___ INPUT DATA
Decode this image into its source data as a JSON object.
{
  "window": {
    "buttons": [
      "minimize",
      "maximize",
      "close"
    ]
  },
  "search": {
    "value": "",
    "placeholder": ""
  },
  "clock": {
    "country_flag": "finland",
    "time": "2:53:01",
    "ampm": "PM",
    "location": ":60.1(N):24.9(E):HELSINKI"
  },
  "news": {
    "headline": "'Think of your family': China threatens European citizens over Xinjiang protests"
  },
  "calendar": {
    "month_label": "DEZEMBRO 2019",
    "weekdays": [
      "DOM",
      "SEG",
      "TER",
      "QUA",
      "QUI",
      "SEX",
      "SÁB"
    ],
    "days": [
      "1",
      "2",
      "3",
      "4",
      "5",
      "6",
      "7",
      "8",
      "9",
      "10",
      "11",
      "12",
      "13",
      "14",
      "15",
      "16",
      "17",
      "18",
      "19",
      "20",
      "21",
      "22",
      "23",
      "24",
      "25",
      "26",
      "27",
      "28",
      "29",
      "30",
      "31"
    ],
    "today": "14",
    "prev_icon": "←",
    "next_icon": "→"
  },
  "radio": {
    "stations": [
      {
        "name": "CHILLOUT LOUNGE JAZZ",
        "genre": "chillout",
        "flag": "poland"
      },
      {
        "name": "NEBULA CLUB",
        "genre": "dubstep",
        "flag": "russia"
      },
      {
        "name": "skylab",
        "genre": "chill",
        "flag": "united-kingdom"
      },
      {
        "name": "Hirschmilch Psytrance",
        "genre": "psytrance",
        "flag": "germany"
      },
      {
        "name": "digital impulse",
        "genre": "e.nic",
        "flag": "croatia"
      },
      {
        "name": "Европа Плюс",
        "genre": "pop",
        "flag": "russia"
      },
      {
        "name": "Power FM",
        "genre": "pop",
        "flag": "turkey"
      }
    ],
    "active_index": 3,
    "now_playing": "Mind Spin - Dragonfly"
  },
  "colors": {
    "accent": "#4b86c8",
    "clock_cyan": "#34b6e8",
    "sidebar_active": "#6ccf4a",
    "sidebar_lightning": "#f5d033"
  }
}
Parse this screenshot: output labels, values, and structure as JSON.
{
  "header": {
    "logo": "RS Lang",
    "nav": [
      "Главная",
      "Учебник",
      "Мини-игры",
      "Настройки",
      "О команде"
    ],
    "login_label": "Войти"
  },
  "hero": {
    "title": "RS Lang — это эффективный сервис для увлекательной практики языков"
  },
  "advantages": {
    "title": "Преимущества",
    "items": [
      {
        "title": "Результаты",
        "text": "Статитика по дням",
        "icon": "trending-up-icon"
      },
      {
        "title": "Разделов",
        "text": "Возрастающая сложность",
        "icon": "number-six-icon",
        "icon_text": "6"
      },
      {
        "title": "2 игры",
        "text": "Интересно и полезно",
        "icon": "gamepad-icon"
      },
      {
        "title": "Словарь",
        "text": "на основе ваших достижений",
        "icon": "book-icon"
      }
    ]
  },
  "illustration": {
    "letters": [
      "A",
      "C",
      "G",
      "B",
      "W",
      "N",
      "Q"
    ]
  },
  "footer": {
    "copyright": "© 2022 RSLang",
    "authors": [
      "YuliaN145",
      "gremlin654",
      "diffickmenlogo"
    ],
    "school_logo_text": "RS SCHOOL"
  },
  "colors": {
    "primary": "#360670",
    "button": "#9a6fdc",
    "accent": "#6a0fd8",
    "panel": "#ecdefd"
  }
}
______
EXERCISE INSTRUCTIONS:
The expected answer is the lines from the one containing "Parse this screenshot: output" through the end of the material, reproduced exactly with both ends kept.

ANSWER TO THIS EXERCISE:
Parse this screenshot: output labels, values, and structure as JSON.
{
  "header": {
    "logo": "RS Lang",
    "nav": [
      "Главная",
      "Учебник",
      "Мини-игры",
      "Настройки",
      "О команде"
    ],
    "login_label": "Войти"
  },
  "hero": {
    "title": "RS Lang — это эффективный сервис для увлекательной практики языков"
  },
  "advantages": {
    "title": "Преимущества",
    "items": [
      {
        "title": "Результаты",
        "text": "Статитика по дням",
        "icon": "trending-up-icon"
      },
      {
        "title": "Разделов",
        "text": "Возрастающая сложность",
        "icon": "number-six-icon",
        "icon_text": "6"
      },
      {
        "title": "2 игры",
        "text": "Интересно и полезно",
        "icon": "gamepad-icon"
      },
      {
        "title": "Словарь",
        "text": "на основе ваших достижений",
        "icon": "book-icon"
      }
    ]
  },
  "illustration": {
    "letters": [
      "A",
      "C",
      "G",
      "B",
      "W",
      "N",
      "Q"
    ]
  },
  "footer": {
    "copyright": "© 2022 RSLang",
    "authors": [
      "YuliaN145",
      "gremlin654",
      "diffickmenlogo"
    ],
    "school_logo_text": "RS SCHOOL"
  },
  "colors": {
    "primary": "#360670",
    "button": "#9a6fdc",
    "accent": "#6a0fd8",
    "panel": "#ecdefd"
  }
}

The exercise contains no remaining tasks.